• _TASK TO COMPLETE_: Write the records out again exactly as they read, dropping any picture they hold.

>>

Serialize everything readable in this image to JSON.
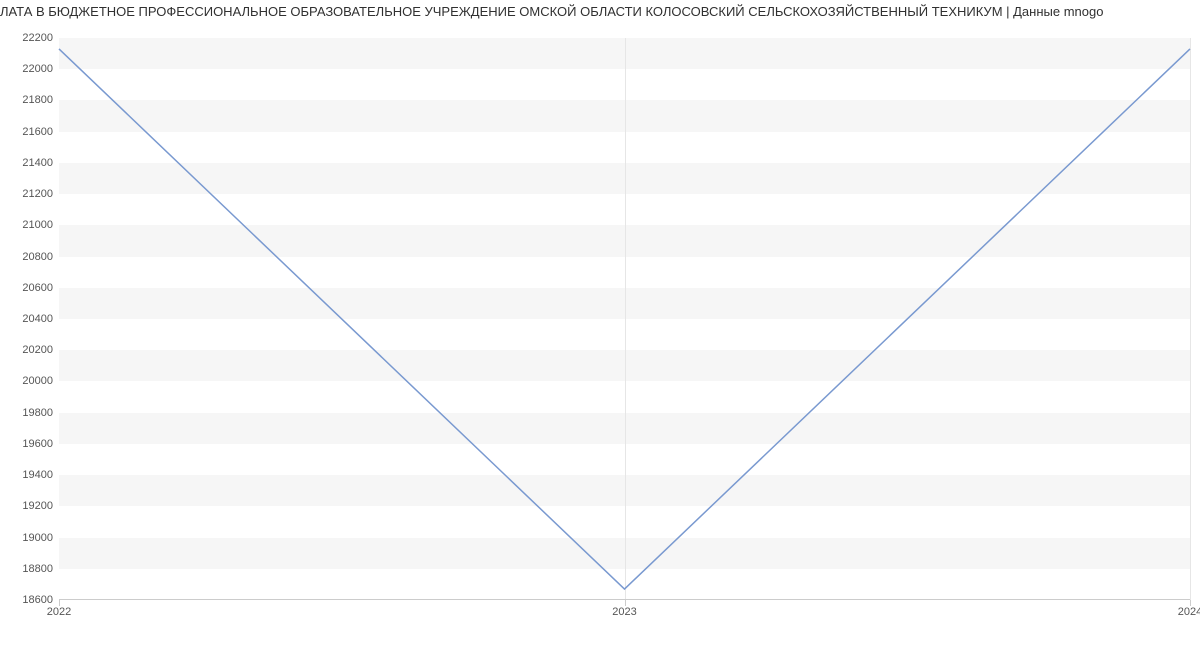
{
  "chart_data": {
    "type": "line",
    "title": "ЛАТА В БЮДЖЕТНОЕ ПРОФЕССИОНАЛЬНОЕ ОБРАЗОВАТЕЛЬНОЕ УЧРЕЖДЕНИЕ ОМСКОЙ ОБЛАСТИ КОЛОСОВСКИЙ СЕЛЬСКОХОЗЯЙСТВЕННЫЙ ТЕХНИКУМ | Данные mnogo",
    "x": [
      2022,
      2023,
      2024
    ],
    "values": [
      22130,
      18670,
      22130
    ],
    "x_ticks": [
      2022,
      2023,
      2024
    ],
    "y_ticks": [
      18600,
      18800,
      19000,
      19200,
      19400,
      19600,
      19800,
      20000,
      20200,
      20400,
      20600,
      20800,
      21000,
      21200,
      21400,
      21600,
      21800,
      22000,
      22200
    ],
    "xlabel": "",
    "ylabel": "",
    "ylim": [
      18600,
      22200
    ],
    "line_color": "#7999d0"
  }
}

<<

• _ANSWER BELOW_:
Serialize everything readable in this image to JSON.
{
  "chart_data": {
    "type": "line",
    "title": "ЛАТА В БЮДЖЕТНОЕ ПРОФЕССИОНАЛЬНОЕ ОБРАЗОВАТЕЛЬНОЕ УЧРЕЖДЕНИЕ ОМСКОЙ ОБЛАСТИ КОЛОСОВСКИЙ СЕЛЬСКОХОЗЯЙСТВЕННЫЙ ТЕХНИКУМ | Данные mnogo",
    "x": [
      2022,
      2023,
      2024
    ],
    "values": [
      22130,
      18670,
      22130
    ],
    "x_ticks": [
      2022,
      2023,
      2024
    ],
    "y_ticks": [
      18600,
      18800,
      19000,
      19200,
      19400,
      19600,
      19800,
      20000,
      20200,
      20400,
      20600,
      20800,
      21000,
      21200,
      21400,
      21600,
      21800,
      22000,
      22200
    ],
    "xlabel": "",
    "ylabel": "",
    "ylim": [
      18600,
      22200
    ],
    "line_color": "#7999d0"
  }
}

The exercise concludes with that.